  • ⚽️ Men's soccer: 21-year-old Weston McKennie is headed to Juventus on a $3.55 million loan from Schalke (Bundesliga), pending a medical. He'd be the first American man to play for the world-famous club.
  • ⚽️ Women's soccer: Lyon beat PSG, 1-0, to advance to its fifth straight Women's Champions League final, where it will play Wolfsburg (Germany).
  • ⛳️ Golf: Phil Mickelson won his PGA Tour Champions debut, shooting 22-under par in the Charles Schwab Series at Ozarks National in Ridgedale, Missouri. His opening-round 61 set a record for a Champions debut, and his 191 is tied for the lowest 54-hole score in tour history.
10. 🎧 Listen: Today on Axios
Illustration: Axios
  • Axios Today: I join host Niala Boodhoo on our morning podcast to discuss what transpired on Wednesday. Listen now.
  • Axios Re:Cap: Renee Montgomery, an 11-year WNBA veteran, joins host Dan Primack on our afternoon podcast to discuss the player strikes and the athlete-led push to turn stadiums into voting sites. Subscribe/listen later.
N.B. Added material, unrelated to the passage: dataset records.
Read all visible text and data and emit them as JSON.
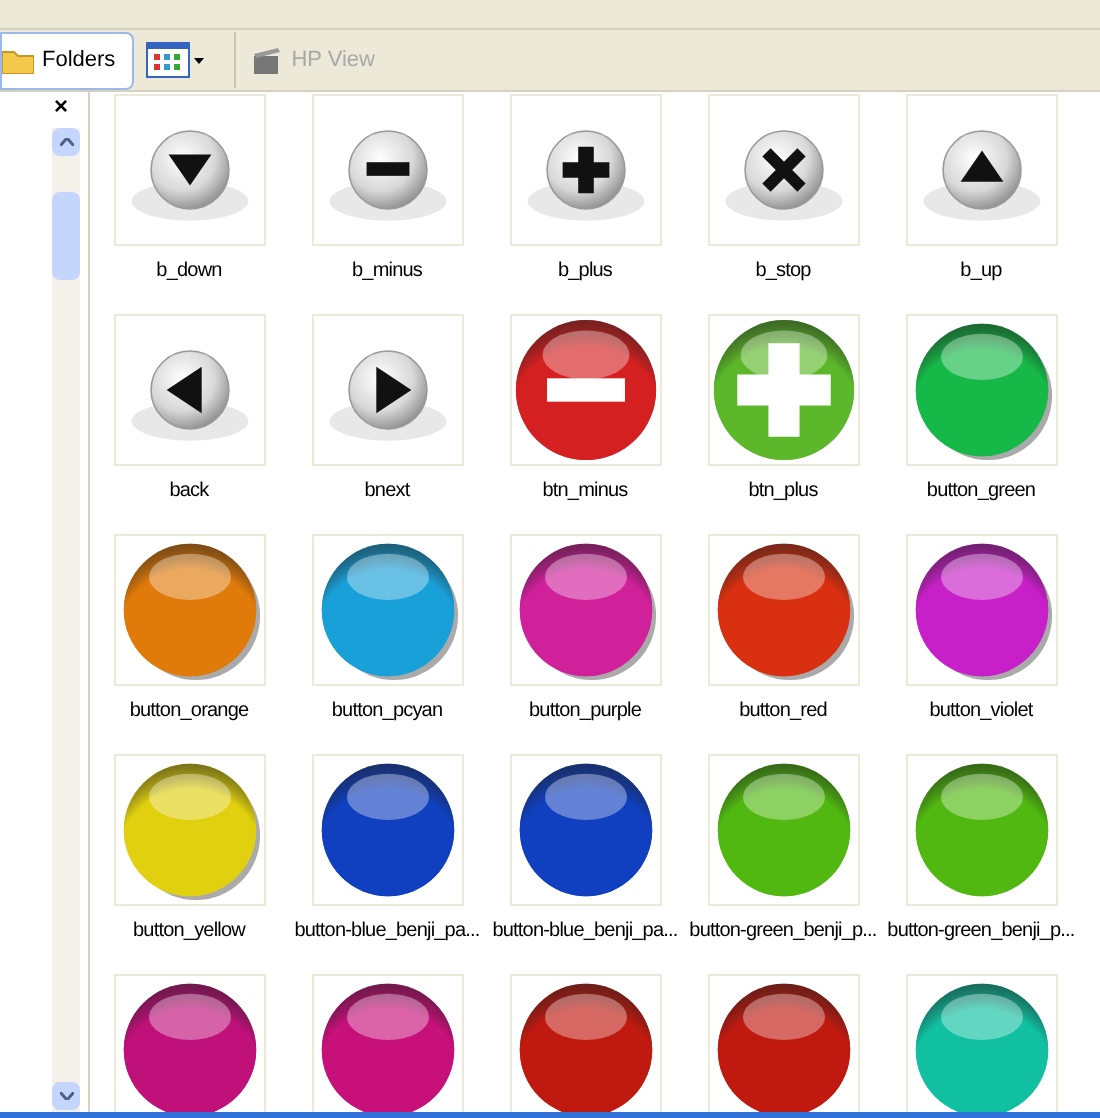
{
  "toolbar": {
    "folders": {
      "label": "Folders",
      "selected": true
    },
    "view_button": {
      "selected": false
    },
    "hp_view": {
      "label": "HP View",
      "disabled": true
    }
  },
  "folders_pane": {
    "close": "×"
  },
  "items": [
    {
      "name": "b_down",
      "kind": "down"
    },
    {
      "name": "b_minus",
      "kind": "minus"
    },
    {
      "name": "b_plus",
      "kind": "plus"
    },
    {
      "name": "b_stop",
      "kind": "stop"
    },
    {
      "name": "b_up",
      "kind": "up"
    },
    {
      "name": "back",
      "kind": "left"
    },
    {
      "name": "bnext",
      "kind": "right"
    },
    {
      "name": "btn_minus",
      "kind": "ball-minus",
      "color": "#d42020"
    },
    {
      "name": "btn_plus",
      "kind": "ball-plus",
      "color": "#5cb82a"
    },
    {
      "name": "button_green",
      "kind": "ball-shadow",
      "color": "#16b848"
    },
    {
      "name": "button_orange",
      "kind": "ball-shadow",
      "color": "#e07a0a"
    },
    {
      "name": "button_pcyan",
      "kind": "ball-shadow",
      "color": "#1aa0d8"
    },
    {
      "name": "button_purple",
      "kind": "ball-shadow",
      "color": "#d0209a"
    },
    {
      "name": "button_red",
      "kind": "ball-shadow",
      "color": "#d83010"
    },
    {
      "name": "button_violet",
      "kind": "ball-shadow",
      "color": "#c820c8"
    },
    {
      "name": "button_yellow",
      "kind": "ball-shadow",
      "color": "#e0d010"
    },
    {
      "name": "button-blue_benji_pa...",
      "kind": "ball",
      "color": "#1040c0"
    },
    {
      "name": "button-blue_benji_pa...",
      "kind": "ball",
      "color": "#1040c0"
    },
    {
      "name": "button-green_benji_p...",
      "kind": "ball",
      "color": "#50b810"
    },
    {
      "name": "button-green_benji_p...",
      "kind": "ball",
      "color": "#50b810"
    },
    {
      "kind": "ball",
      "color": "#c0107a"
    },
    {
      "kind": "ball",
      "color": "#c8107a"
    },
    {
      "kind": "ball",
      "color": "#c01a10"
    },
    {
      "kind": "ball",
      "color": "#c01a10"
    },
    {
      "kind": "ball",
      "color": "#10c0a0"
    }
  ]
}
Kendall Baker

Talk tomorrow,

Kendall "What a day" Baker